**ASSIGNMENT**
Below are the entries; count the lines in them that contain the word "problémám" and give only the number.
═════ DATA EXTRACTS ═════
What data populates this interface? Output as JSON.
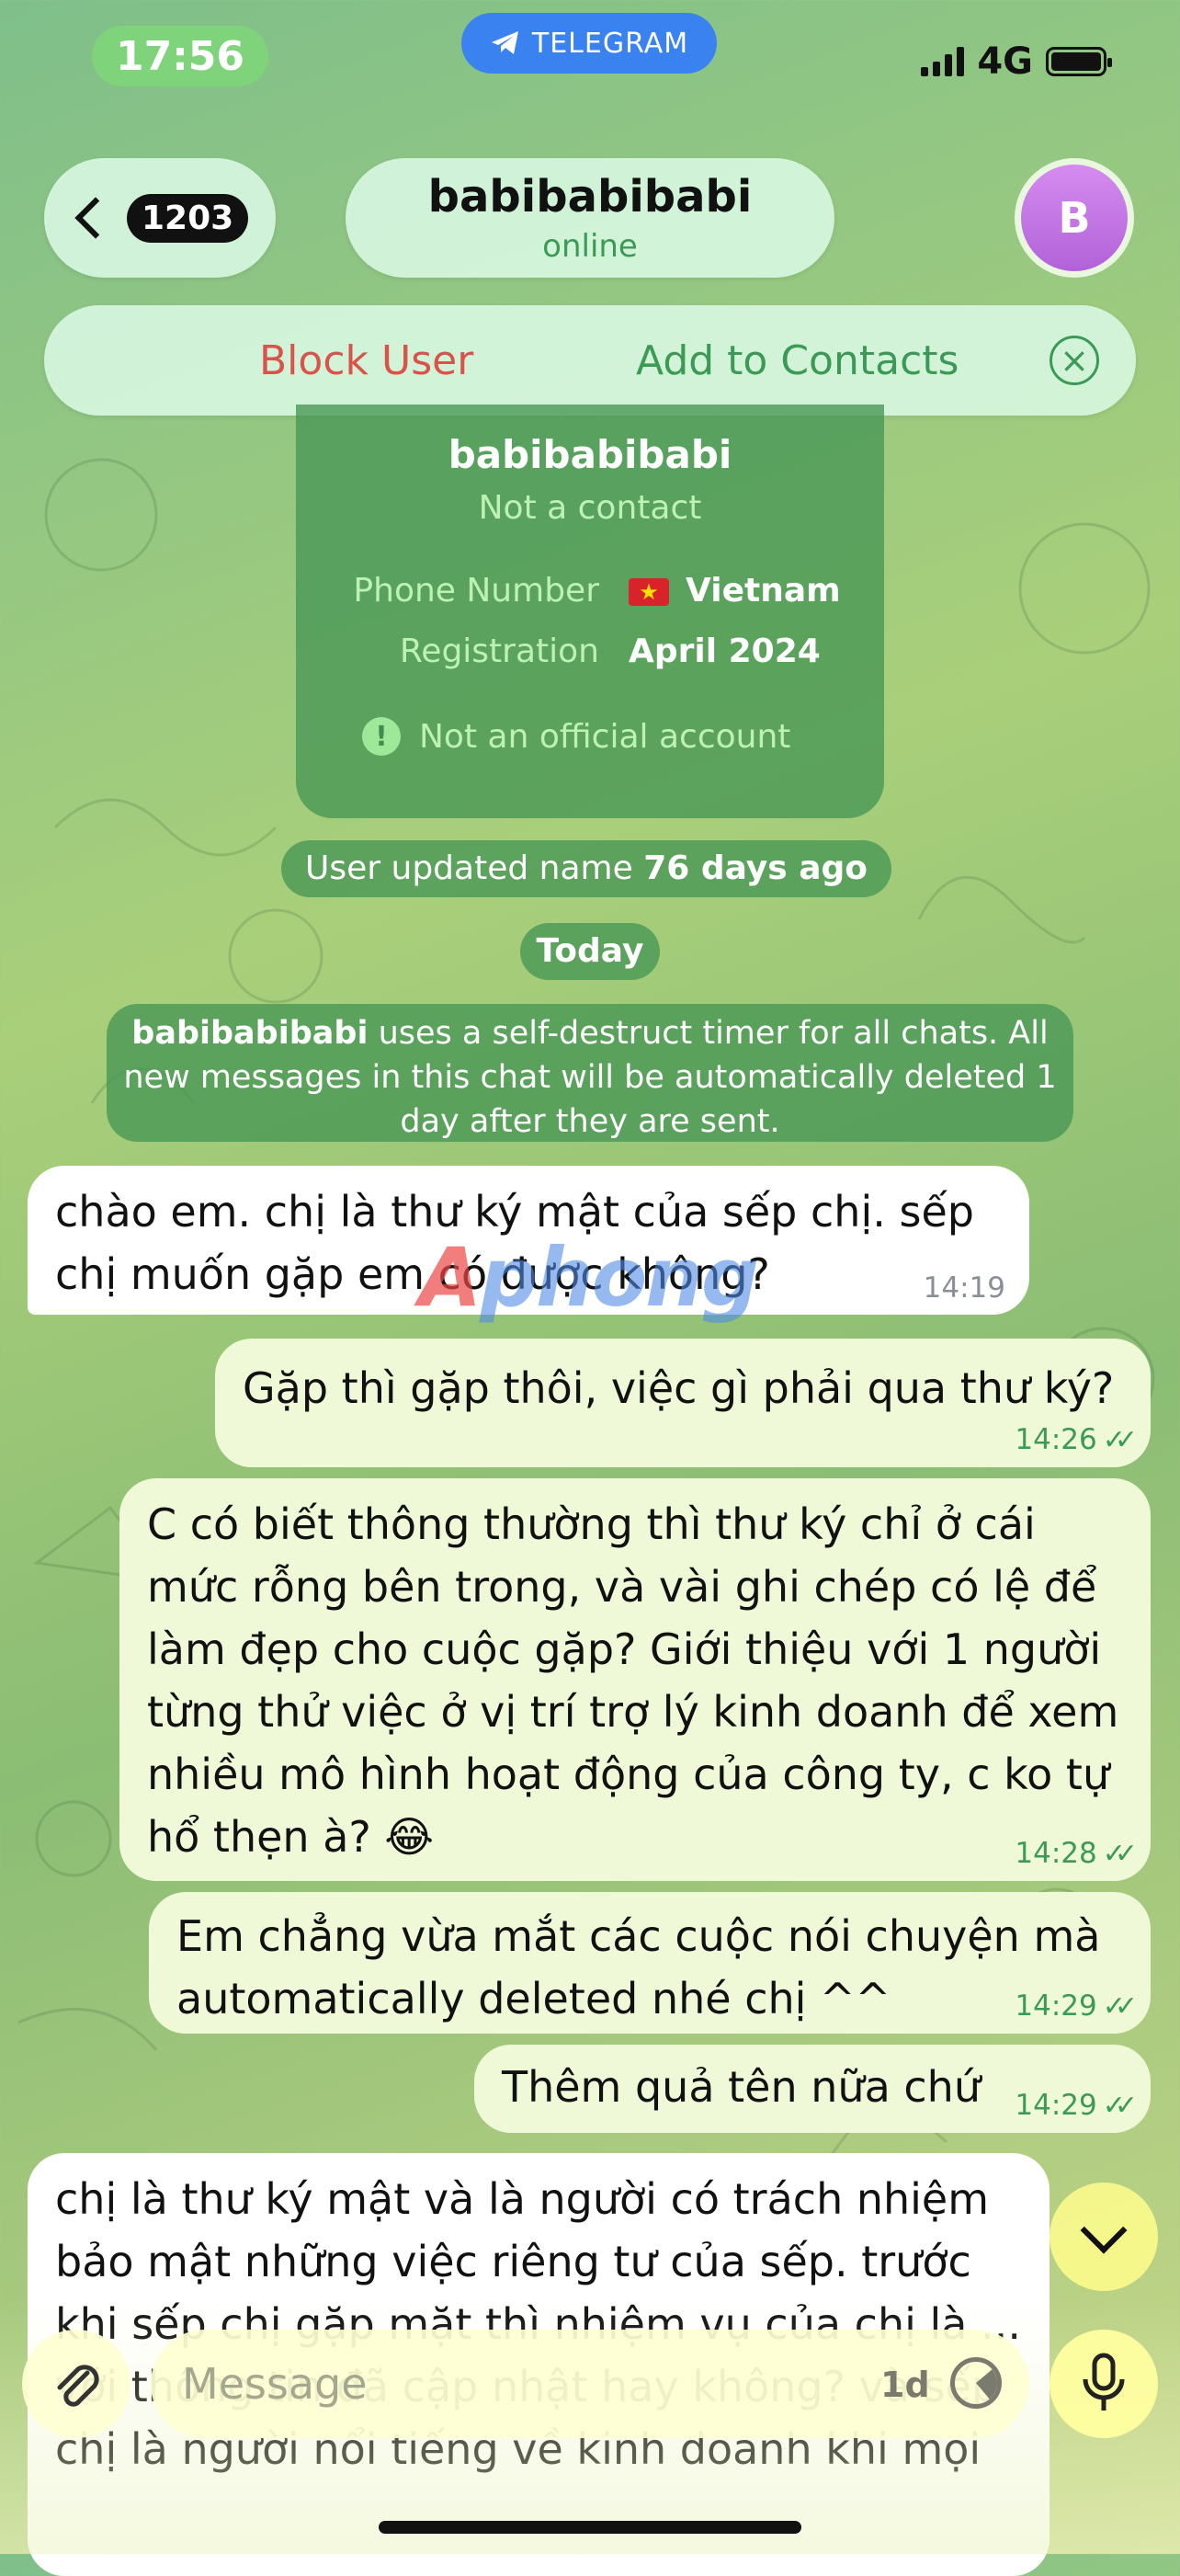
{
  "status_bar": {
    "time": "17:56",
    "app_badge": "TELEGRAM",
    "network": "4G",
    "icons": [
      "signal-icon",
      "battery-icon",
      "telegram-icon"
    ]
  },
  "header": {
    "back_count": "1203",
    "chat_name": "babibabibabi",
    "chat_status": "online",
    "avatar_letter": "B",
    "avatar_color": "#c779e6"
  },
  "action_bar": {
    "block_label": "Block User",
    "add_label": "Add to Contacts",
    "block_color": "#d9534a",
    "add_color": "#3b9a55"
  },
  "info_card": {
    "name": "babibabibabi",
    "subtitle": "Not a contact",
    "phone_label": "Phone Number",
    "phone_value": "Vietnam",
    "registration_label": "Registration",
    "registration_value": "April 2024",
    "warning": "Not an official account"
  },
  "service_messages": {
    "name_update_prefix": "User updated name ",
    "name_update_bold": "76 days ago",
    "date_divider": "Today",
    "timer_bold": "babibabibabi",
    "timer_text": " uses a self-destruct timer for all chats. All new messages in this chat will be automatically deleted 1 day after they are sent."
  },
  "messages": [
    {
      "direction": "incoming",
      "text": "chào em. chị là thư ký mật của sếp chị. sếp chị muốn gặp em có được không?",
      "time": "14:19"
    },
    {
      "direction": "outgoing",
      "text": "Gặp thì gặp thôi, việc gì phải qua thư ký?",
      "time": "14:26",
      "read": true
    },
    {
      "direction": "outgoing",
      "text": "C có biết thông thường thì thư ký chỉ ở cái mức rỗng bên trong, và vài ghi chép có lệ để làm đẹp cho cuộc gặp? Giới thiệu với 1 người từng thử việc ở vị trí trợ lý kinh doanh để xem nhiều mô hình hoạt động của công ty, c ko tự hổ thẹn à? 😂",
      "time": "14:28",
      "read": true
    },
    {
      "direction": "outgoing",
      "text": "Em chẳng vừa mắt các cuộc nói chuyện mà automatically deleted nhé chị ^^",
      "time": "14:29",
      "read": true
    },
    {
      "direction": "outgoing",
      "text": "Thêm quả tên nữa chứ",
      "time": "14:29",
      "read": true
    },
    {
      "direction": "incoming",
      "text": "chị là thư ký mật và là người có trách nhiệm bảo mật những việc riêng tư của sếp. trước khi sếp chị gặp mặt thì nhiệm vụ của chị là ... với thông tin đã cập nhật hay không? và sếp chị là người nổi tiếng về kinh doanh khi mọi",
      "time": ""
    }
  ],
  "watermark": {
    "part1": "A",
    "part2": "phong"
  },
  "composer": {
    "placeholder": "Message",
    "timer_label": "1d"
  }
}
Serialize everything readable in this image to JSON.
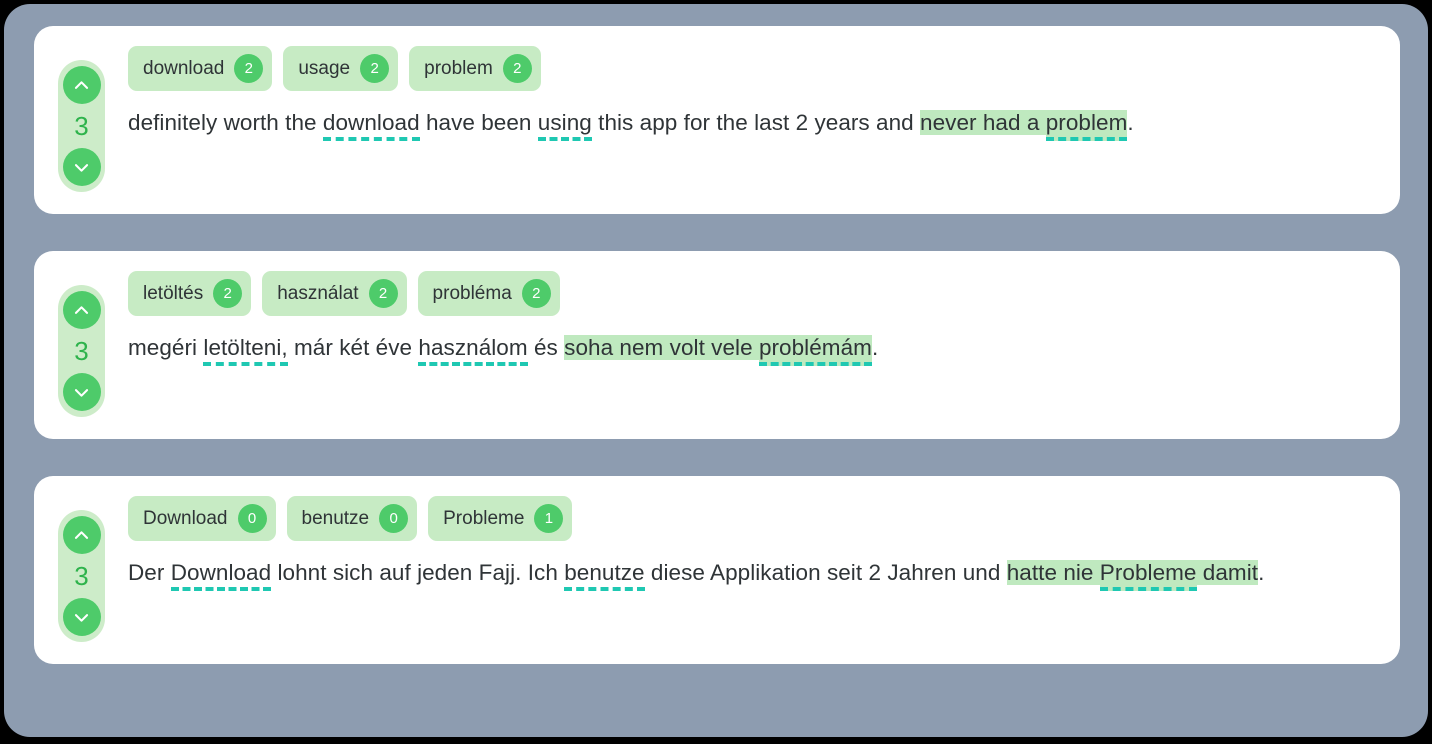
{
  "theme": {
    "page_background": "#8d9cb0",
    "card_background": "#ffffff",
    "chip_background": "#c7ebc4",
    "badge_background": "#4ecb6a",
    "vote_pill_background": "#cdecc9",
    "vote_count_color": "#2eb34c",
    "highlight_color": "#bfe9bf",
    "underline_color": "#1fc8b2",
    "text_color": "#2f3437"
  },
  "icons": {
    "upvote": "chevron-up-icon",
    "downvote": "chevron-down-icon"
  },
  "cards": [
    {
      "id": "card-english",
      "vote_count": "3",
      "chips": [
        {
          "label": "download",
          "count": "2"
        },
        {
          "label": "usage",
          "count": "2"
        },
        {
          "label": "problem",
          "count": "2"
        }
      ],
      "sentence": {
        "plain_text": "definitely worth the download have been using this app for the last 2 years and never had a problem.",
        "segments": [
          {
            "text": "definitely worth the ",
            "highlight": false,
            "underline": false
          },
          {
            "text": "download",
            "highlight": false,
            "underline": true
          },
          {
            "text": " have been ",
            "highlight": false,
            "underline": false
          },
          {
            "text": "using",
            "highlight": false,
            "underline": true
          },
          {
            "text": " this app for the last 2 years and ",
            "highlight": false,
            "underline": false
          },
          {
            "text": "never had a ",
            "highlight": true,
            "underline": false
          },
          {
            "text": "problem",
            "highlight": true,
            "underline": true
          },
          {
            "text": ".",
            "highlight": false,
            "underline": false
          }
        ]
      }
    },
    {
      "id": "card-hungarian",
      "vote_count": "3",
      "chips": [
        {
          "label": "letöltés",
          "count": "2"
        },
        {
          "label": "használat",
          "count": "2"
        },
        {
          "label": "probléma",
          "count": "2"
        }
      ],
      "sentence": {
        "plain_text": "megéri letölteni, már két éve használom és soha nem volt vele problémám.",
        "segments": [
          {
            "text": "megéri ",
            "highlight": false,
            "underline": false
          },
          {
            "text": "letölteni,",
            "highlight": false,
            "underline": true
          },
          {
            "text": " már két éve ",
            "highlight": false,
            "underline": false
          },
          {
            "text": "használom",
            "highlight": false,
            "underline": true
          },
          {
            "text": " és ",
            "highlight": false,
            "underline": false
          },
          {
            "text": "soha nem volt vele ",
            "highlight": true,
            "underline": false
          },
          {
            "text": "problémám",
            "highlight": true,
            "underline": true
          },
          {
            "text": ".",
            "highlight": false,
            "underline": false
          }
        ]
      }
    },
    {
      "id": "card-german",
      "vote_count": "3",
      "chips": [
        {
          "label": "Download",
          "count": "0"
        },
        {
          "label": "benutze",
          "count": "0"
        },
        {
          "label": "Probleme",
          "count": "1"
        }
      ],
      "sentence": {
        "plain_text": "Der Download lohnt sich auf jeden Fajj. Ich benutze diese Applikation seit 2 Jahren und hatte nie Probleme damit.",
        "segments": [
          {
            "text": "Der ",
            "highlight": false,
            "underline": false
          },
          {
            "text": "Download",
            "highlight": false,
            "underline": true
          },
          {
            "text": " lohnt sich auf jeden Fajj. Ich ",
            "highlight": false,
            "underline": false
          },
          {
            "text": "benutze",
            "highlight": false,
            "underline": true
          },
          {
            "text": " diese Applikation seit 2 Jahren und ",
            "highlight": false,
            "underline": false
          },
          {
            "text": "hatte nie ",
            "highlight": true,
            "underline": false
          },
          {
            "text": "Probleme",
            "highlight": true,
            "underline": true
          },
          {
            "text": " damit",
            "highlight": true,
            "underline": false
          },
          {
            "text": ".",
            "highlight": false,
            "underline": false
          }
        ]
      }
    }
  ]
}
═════
**SOLVED PROBLEM**
2